▶ _WHAT TO PRODUCE_: Collect all lines from the records below that include the word "this".

Segment Start: RECORDS SHOWN

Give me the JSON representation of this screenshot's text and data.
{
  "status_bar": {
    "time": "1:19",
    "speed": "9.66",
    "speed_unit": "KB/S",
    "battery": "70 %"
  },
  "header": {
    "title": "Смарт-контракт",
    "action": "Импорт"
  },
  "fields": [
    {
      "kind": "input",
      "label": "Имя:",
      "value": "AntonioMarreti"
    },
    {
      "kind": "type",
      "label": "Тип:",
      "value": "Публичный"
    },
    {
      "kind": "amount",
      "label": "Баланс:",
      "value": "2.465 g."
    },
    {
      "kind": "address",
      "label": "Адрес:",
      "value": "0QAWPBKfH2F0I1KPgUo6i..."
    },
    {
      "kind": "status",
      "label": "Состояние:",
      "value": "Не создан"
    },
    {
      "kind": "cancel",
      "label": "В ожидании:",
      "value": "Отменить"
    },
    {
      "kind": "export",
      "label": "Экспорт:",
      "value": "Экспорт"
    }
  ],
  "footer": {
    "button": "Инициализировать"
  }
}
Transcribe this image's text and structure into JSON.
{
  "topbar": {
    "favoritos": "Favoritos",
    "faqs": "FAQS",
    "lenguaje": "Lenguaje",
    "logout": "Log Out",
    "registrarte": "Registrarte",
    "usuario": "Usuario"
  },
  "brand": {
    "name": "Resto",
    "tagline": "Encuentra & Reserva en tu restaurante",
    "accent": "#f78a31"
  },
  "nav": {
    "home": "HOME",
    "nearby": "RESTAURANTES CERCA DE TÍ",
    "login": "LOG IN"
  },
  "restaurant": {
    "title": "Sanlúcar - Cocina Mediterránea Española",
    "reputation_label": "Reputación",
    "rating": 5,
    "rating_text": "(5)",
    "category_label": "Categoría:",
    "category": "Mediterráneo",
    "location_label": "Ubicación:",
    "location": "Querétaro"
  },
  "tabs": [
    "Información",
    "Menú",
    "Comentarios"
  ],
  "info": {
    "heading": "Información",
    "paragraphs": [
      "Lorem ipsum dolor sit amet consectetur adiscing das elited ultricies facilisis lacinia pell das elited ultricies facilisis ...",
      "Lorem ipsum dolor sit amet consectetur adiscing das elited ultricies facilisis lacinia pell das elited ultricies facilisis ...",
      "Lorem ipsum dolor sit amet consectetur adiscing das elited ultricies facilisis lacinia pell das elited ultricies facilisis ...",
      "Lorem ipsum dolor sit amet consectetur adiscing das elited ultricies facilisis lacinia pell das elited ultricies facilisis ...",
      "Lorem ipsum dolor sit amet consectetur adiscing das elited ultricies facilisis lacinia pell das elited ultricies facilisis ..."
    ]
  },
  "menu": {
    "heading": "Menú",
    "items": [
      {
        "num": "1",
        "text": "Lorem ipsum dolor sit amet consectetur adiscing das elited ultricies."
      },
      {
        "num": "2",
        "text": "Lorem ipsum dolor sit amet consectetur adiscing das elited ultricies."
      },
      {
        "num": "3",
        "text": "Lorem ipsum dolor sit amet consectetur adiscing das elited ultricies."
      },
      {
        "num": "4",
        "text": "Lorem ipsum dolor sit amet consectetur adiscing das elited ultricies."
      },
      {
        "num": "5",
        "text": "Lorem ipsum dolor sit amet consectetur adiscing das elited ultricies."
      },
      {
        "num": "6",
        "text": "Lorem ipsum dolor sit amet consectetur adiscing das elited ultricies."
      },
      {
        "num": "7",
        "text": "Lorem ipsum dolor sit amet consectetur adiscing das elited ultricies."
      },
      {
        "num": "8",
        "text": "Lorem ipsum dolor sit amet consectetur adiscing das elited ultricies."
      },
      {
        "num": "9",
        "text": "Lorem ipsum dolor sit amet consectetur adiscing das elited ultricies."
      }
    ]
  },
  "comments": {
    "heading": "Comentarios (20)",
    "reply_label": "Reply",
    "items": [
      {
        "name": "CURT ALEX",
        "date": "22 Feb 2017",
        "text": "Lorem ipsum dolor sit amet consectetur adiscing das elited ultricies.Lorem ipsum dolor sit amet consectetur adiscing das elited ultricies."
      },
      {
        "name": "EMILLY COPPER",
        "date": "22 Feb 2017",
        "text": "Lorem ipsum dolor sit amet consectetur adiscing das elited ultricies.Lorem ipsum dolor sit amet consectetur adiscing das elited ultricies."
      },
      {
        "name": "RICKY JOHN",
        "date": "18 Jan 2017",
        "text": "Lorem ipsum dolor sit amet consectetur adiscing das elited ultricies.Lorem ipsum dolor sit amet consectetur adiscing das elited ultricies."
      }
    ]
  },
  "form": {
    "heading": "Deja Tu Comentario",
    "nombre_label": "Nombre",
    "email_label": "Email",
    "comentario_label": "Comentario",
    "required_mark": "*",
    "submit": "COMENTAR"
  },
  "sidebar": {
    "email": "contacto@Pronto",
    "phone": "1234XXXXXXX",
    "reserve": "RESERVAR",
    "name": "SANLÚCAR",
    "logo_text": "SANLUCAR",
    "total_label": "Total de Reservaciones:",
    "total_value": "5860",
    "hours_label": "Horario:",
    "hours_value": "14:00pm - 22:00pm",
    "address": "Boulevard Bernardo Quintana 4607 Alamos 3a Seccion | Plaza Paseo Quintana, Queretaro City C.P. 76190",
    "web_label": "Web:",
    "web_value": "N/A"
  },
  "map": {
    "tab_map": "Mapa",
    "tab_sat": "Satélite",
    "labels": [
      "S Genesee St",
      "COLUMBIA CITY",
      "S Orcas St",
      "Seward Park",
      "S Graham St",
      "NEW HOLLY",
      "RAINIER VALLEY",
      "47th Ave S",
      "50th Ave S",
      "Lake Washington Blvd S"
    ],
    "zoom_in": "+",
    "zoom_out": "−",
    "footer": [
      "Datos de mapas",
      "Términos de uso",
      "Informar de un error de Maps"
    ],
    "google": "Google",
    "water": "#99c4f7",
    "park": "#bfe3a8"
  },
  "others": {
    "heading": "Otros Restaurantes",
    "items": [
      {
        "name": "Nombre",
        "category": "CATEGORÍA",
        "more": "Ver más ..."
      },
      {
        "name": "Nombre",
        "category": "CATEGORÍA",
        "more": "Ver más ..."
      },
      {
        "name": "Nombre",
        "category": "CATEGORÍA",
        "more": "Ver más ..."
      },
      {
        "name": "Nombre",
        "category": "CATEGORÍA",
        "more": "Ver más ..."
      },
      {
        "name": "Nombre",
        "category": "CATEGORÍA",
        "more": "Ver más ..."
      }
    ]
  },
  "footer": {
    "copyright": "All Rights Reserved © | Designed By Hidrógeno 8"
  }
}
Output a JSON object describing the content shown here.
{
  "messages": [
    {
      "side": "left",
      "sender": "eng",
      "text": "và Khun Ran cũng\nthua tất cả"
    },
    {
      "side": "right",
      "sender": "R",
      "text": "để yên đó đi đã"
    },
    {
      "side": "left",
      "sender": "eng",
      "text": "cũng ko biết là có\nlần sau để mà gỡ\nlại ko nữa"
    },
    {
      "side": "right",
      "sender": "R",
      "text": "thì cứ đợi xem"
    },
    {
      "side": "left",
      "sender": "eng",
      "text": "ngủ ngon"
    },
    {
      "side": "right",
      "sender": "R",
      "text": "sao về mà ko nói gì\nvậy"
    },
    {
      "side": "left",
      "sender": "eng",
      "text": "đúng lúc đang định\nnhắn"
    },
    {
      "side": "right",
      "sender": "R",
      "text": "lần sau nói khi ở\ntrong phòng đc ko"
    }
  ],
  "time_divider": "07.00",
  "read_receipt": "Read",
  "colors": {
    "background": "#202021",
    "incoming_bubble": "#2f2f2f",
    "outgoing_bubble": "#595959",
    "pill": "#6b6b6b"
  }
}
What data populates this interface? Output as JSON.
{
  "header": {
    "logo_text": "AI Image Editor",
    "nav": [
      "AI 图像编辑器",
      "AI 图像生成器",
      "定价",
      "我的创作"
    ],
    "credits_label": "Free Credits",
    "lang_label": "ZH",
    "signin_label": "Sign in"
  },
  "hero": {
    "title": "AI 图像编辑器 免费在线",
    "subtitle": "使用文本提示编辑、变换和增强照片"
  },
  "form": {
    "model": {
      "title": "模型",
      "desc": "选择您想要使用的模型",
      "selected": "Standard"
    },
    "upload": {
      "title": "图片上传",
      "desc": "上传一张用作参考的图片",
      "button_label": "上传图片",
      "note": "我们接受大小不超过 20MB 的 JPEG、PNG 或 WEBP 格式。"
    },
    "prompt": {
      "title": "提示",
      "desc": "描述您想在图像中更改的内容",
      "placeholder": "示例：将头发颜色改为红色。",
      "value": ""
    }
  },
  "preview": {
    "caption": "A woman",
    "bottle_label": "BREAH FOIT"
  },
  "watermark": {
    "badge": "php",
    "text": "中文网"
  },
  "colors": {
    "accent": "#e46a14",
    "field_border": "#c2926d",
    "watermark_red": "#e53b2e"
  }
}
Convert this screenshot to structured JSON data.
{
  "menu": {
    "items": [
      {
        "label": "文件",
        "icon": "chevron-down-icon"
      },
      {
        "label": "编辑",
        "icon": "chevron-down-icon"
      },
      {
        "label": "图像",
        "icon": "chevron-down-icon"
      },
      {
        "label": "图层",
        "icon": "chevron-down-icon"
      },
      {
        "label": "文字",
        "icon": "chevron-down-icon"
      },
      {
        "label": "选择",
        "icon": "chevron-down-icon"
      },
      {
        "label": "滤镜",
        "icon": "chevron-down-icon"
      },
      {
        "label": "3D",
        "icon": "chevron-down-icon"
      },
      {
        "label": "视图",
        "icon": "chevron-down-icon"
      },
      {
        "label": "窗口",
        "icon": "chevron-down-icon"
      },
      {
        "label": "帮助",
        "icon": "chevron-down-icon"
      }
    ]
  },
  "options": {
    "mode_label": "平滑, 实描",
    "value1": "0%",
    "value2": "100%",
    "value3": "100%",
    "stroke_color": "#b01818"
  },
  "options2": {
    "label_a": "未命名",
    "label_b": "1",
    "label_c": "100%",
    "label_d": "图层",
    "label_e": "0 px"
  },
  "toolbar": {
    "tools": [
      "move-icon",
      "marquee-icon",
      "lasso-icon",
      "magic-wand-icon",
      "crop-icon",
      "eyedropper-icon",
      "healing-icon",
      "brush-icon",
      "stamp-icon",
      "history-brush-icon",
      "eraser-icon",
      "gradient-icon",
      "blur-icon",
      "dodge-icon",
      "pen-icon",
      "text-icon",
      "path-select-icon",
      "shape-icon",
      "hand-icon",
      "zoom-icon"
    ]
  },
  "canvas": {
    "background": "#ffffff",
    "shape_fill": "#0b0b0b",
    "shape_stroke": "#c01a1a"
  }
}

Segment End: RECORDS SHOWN

▶ _WRITTEN SOLUTION_:
Give me the JSON representation of this screenshot's text and data.
Transcribe this image's text and structure into JSON.
What data populates this interface? Output as JSON.
Convert this screenshot to structured JSON data.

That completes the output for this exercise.